▶ Entries supplied:
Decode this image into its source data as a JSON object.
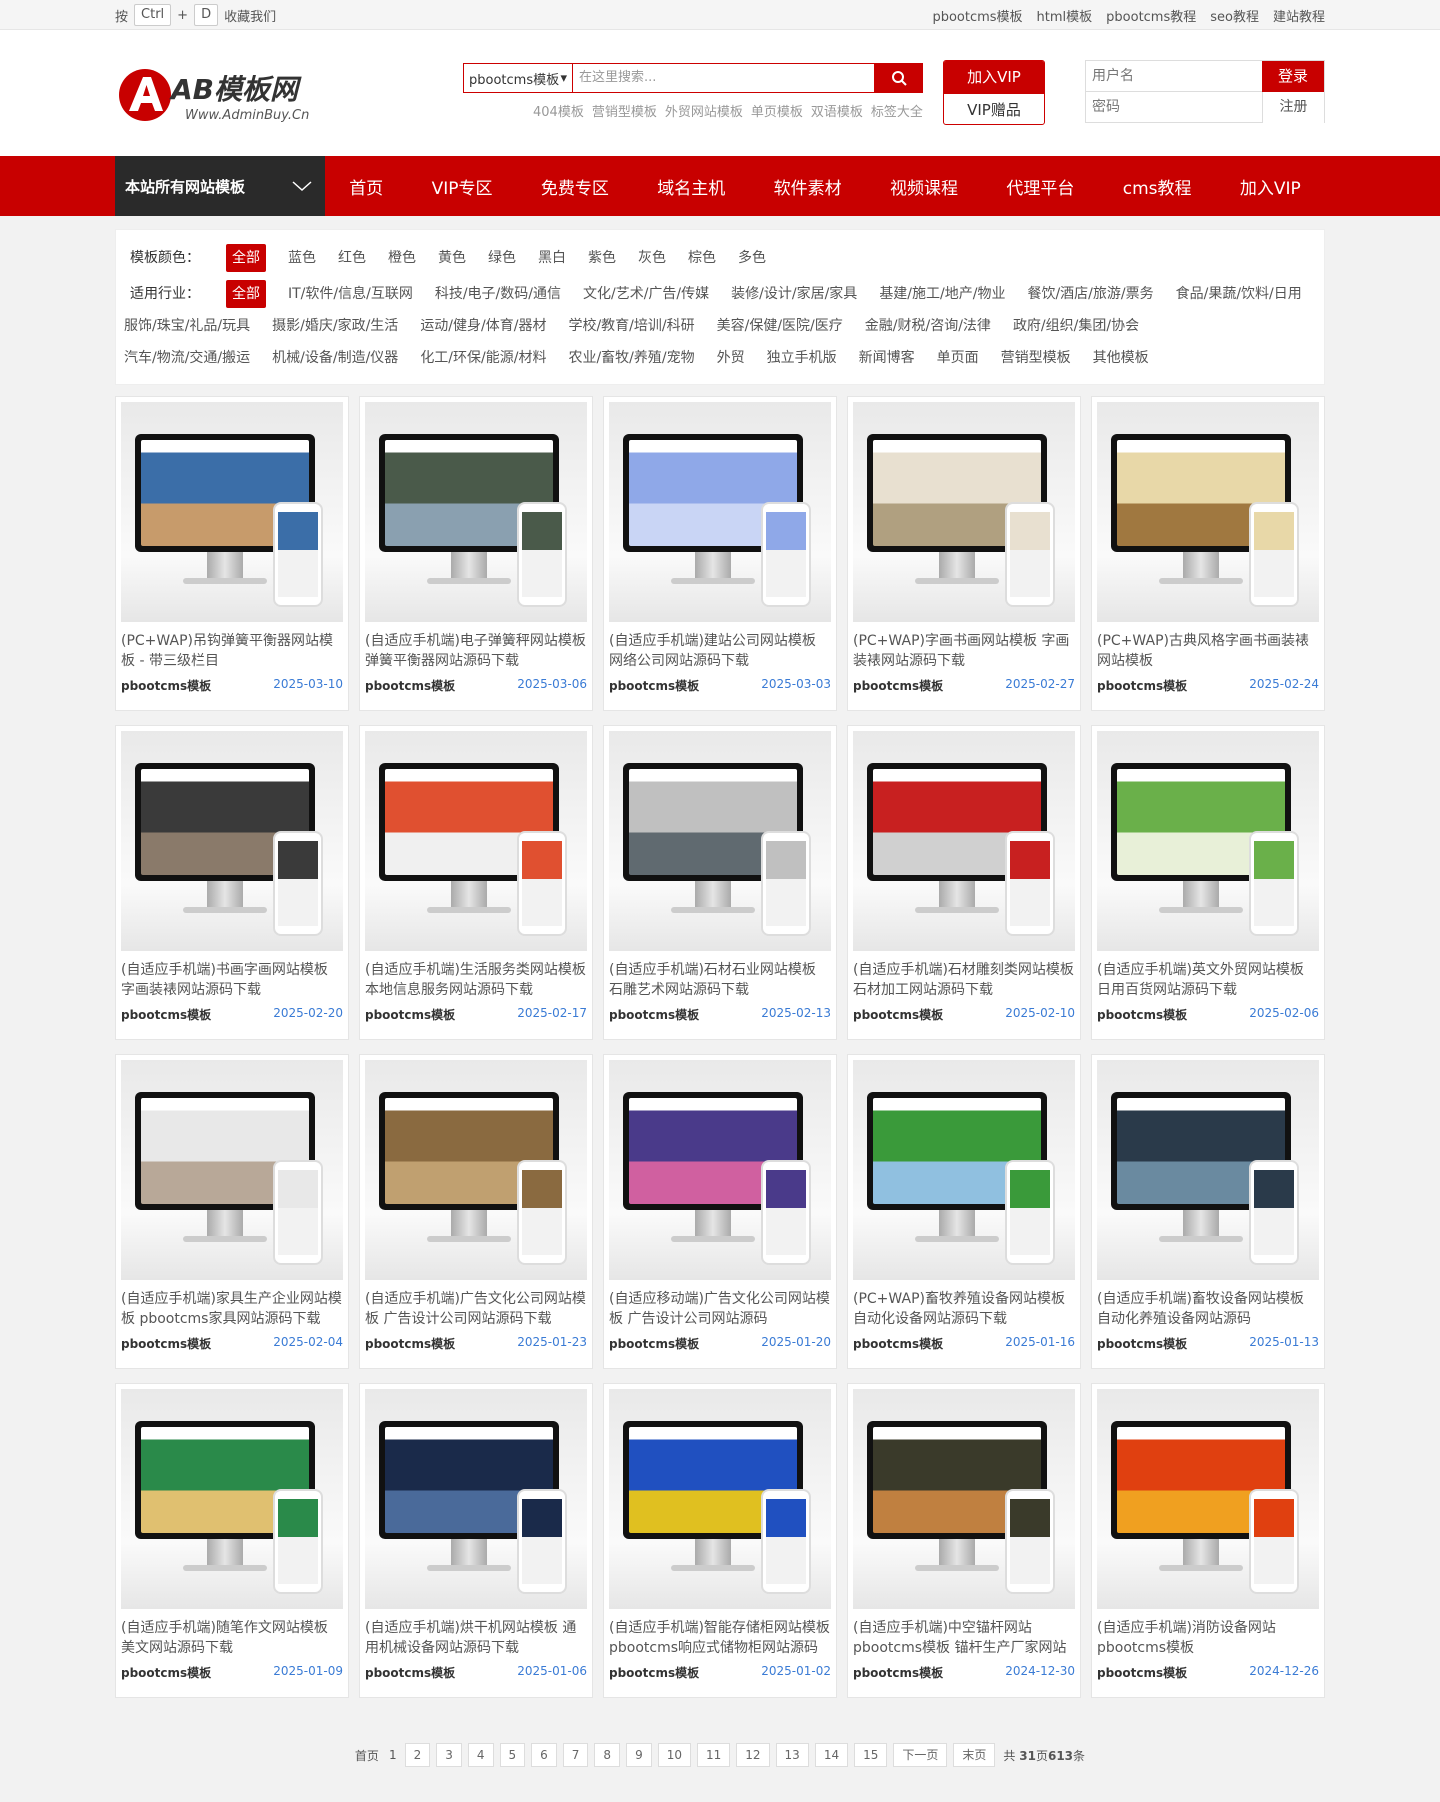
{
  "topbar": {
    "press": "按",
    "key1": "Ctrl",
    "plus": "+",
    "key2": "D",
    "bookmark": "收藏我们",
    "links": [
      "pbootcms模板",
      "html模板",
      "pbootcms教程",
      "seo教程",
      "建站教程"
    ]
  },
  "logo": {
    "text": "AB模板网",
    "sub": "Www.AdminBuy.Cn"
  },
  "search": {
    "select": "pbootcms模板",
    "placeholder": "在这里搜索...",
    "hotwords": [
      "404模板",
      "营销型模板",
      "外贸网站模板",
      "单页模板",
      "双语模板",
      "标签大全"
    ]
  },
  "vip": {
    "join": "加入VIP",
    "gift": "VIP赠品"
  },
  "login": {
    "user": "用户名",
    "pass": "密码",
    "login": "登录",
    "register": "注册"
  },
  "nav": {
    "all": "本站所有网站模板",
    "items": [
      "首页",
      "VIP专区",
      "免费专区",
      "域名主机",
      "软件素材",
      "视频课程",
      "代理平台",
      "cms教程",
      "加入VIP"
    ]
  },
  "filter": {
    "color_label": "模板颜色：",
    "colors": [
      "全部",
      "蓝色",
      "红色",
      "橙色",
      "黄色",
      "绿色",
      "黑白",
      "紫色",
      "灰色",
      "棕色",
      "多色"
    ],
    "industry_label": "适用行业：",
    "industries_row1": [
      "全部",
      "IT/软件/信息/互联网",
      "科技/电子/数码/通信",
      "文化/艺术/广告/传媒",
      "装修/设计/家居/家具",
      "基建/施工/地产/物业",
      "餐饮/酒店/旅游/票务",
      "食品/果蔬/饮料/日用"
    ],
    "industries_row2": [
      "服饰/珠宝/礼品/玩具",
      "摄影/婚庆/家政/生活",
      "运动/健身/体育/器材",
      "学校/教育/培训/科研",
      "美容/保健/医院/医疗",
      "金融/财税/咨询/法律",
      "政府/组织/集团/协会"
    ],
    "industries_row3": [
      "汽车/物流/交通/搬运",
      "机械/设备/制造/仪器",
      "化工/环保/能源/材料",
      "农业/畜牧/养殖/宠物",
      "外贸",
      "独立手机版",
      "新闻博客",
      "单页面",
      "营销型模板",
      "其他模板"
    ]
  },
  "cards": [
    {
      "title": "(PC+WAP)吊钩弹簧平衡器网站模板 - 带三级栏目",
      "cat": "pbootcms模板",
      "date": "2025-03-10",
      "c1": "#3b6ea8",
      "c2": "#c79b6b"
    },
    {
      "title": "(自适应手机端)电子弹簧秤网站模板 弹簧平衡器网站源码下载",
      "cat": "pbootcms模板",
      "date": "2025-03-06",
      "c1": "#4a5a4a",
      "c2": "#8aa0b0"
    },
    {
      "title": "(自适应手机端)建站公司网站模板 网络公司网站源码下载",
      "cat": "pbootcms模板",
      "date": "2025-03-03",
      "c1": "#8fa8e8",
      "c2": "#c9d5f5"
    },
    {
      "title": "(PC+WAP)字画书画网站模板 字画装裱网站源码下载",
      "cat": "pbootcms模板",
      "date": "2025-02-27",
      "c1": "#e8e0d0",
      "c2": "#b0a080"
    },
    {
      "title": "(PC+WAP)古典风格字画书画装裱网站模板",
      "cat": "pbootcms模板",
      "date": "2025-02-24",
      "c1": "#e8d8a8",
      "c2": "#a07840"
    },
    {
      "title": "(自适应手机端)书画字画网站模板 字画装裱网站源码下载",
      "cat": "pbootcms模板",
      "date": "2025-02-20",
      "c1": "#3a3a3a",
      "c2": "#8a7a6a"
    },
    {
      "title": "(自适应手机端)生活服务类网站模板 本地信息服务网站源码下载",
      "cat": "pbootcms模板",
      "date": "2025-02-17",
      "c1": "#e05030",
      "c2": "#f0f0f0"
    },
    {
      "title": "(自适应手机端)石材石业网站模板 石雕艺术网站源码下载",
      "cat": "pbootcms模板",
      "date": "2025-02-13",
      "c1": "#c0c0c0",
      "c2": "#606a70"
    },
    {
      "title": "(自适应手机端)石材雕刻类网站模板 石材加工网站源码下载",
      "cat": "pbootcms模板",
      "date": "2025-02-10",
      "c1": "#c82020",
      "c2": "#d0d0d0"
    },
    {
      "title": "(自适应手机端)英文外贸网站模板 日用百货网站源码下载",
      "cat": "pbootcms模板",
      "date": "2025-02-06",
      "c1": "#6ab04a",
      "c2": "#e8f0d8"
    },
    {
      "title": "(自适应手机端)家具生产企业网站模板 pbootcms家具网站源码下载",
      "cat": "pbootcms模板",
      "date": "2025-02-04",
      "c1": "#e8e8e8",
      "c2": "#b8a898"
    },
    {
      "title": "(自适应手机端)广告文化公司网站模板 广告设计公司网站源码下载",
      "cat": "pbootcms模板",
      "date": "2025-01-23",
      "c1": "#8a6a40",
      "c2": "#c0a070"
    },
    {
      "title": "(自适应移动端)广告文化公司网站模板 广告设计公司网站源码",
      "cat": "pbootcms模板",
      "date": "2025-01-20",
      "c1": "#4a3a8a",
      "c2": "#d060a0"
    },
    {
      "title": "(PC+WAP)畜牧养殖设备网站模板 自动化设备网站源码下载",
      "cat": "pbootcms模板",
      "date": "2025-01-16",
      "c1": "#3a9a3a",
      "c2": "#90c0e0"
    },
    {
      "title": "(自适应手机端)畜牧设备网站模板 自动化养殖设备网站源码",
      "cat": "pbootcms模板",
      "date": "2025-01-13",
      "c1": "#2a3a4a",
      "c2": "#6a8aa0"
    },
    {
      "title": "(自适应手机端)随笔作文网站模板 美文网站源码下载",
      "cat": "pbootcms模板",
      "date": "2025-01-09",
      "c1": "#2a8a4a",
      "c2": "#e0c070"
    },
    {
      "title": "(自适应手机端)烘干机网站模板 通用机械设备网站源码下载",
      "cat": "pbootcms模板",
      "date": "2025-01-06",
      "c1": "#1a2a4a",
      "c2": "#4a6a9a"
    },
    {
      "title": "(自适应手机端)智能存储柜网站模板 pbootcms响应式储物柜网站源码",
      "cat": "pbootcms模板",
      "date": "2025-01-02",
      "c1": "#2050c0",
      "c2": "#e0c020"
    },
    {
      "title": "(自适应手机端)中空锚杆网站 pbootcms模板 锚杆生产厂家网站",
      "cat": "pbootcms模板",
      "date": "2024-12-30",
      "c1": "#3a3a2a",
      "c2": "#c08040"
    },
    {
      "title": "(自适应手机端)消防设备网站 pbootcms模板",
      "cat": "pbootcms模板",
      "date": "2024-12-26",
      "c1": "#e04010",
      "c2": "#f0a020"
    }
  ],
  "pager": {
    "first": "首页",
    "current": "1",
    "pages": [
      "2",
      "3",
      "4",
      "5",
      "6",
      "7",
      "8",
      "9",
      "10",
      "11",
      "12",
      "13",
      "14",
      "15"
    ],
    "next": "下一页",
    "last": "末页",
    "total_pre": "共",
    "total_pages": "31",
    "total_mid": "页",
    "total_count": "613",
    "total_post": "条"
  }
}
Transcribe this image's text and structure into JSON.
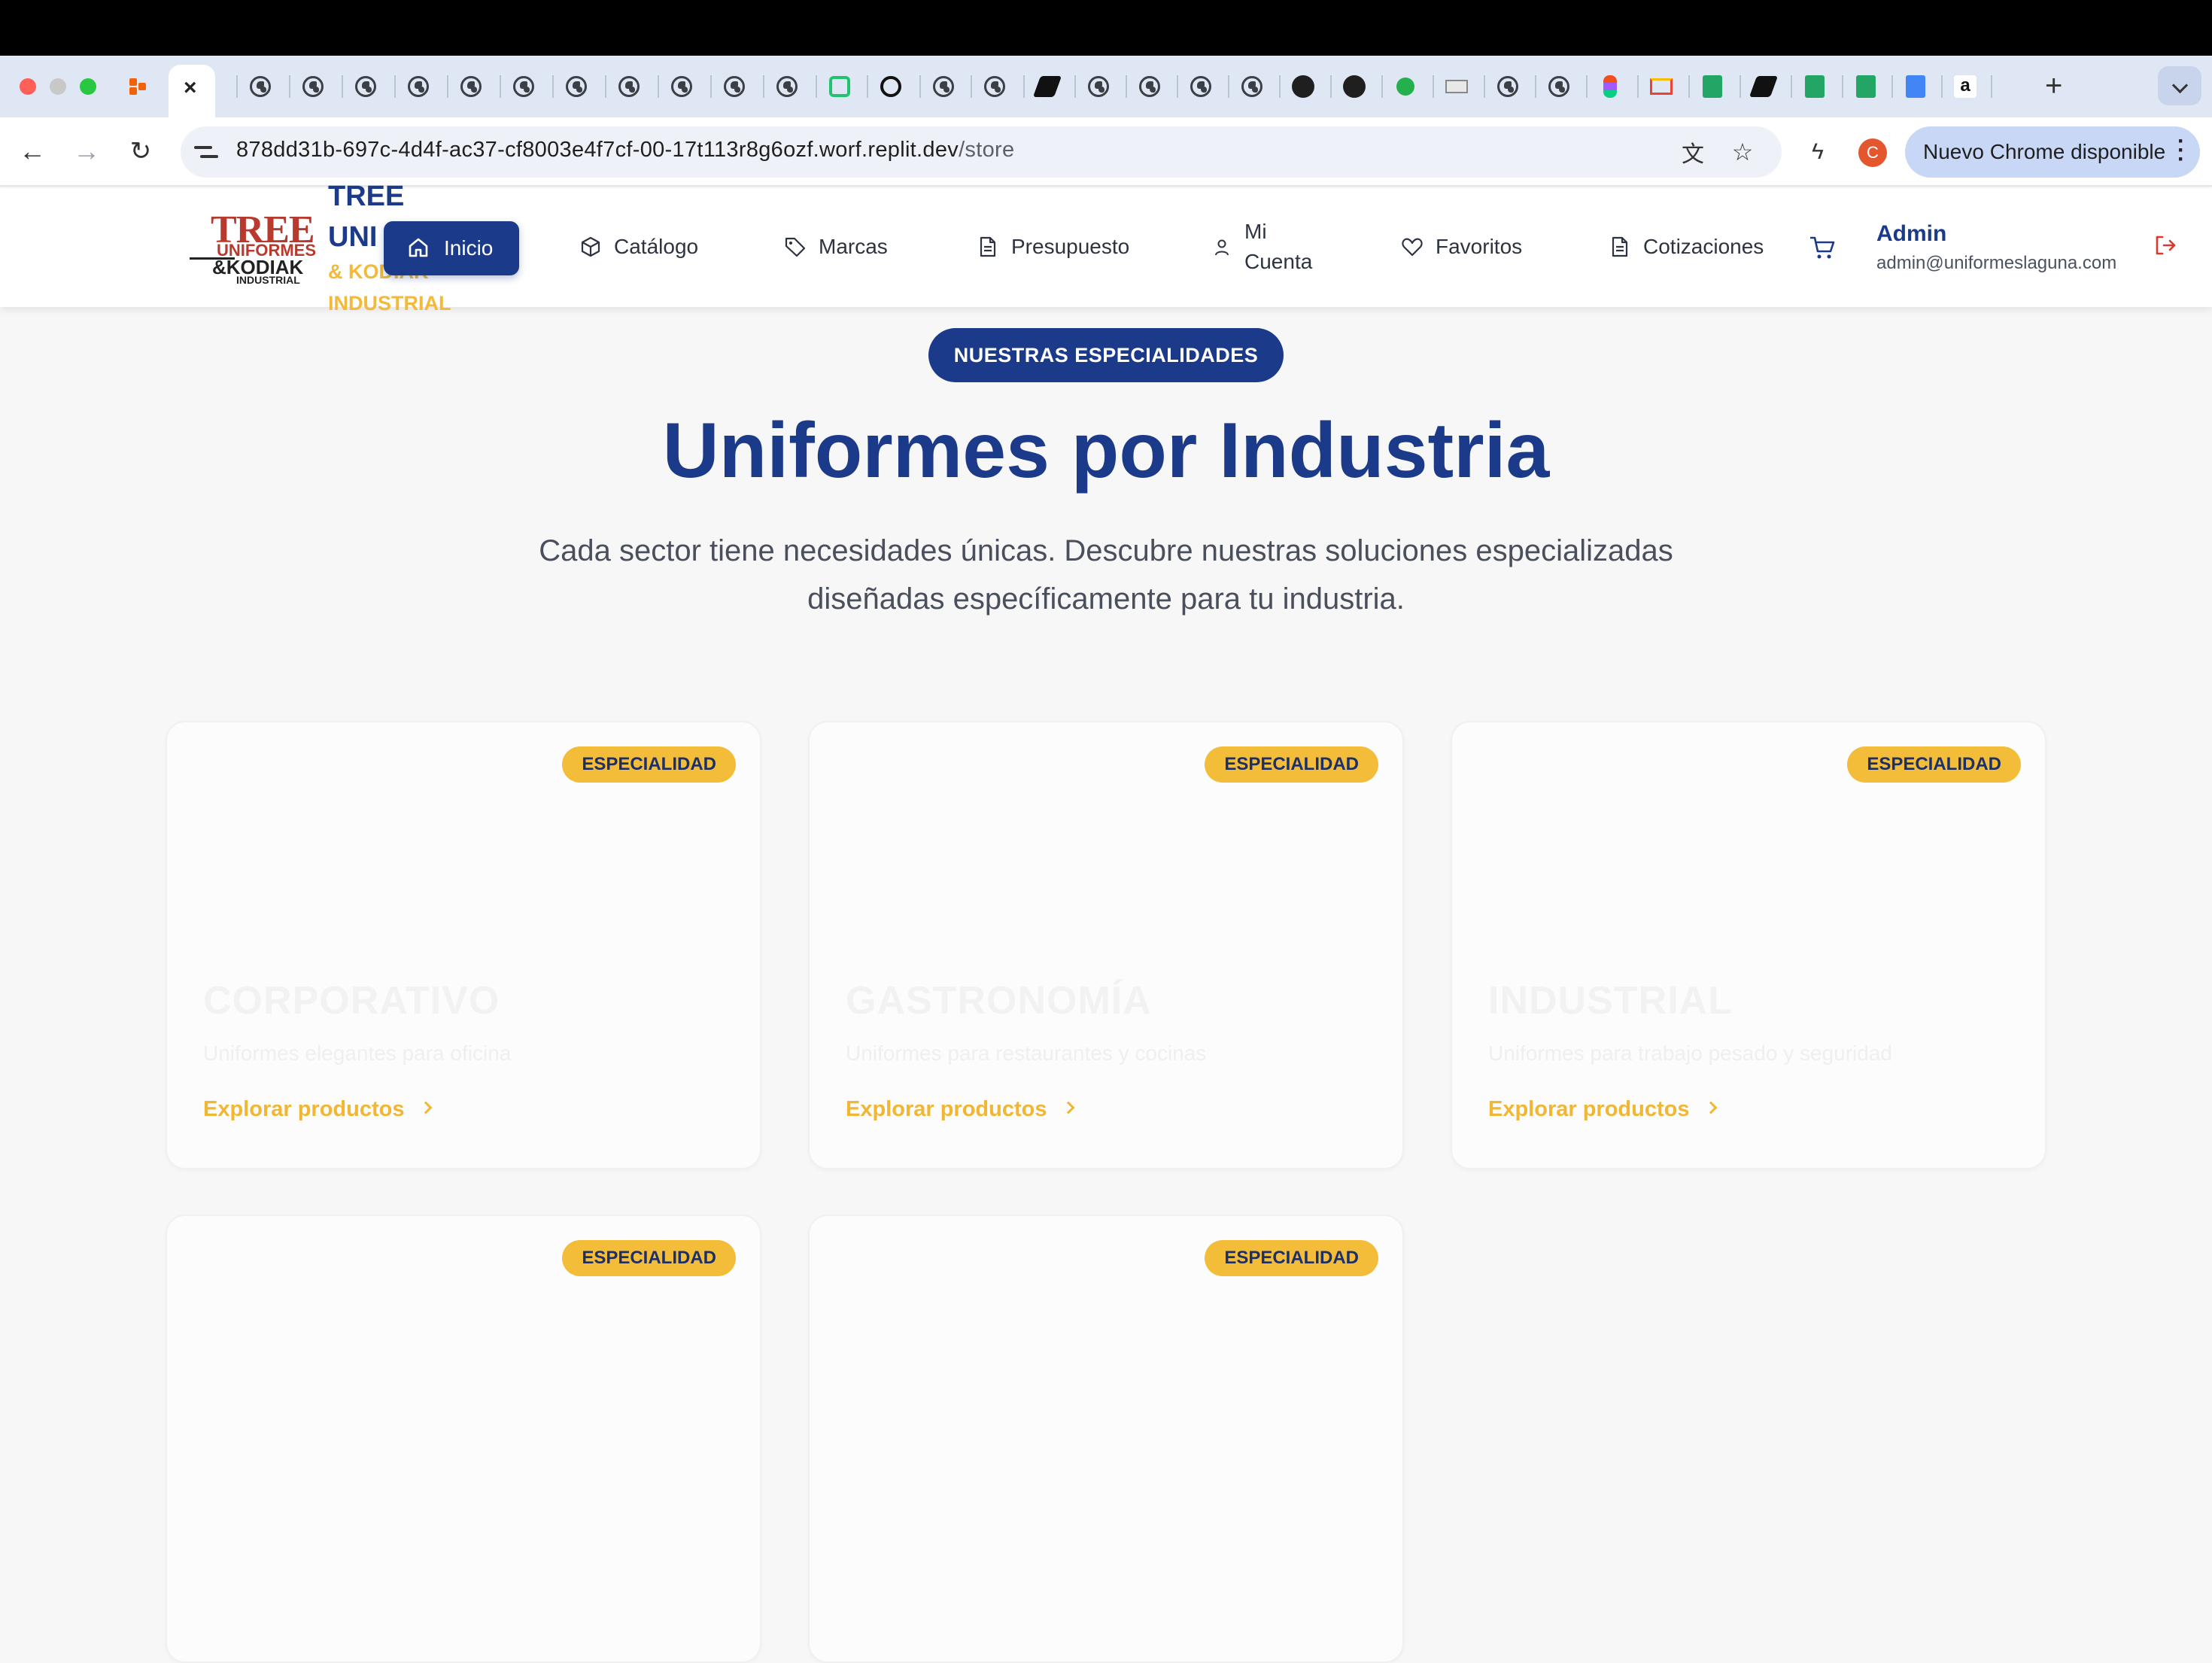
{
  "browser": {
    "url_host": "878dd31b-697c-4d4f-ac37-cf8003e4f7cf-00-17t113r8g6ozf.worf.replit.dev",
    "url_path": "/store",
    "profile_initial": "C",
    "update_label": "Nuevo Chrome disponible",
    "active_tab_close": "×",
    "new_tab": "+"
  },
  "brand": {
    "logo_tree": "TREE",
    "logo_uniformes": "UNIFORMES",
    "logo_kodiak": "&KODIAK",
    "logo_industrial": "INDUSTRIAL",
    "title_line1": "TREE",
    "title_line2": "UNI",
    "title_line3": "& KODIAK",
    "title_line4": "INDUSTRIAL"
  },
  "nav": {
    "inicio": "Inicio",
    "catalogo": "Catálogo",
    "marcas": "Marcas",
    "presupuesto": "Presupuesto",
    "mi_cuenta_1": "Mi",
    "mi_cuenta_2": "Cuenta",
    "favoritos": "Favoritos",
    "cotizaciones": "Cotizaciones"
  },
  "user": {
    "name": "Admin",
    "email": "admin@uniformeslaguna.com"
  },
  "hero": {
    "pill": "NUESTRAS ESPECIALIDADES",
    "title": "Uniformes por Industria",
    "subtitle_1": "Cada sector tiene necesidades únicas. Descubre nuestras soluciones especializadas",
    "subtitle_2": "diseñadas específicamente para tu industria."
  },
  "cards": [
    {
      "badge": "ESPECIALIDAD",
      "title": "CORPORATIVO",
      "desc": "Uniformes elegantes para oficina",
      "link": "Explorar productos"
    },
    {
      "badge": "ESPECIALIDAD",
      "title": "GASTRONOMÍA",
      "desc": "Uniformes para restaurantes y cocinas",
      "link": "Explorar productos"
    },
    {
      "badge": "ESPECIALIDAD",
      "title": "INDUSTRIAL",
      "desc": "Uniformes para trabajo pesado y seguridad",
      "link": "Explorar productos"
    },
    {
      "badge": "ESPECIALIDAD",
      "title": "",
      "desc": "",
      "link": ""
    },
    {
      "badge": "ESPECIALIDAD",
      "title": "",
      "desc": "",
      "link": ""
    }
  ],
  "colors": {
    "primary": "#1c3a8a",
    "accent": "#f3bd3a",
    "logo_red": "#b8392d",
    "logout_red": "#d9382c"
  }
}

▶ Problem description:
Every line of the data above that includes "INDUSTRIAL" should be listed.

▶ Task output:
    "logo_industrial": "INDUSTRIAL",
    "title_line4": "INDUSTRIAL"
      "title": "INDUSTRIAL",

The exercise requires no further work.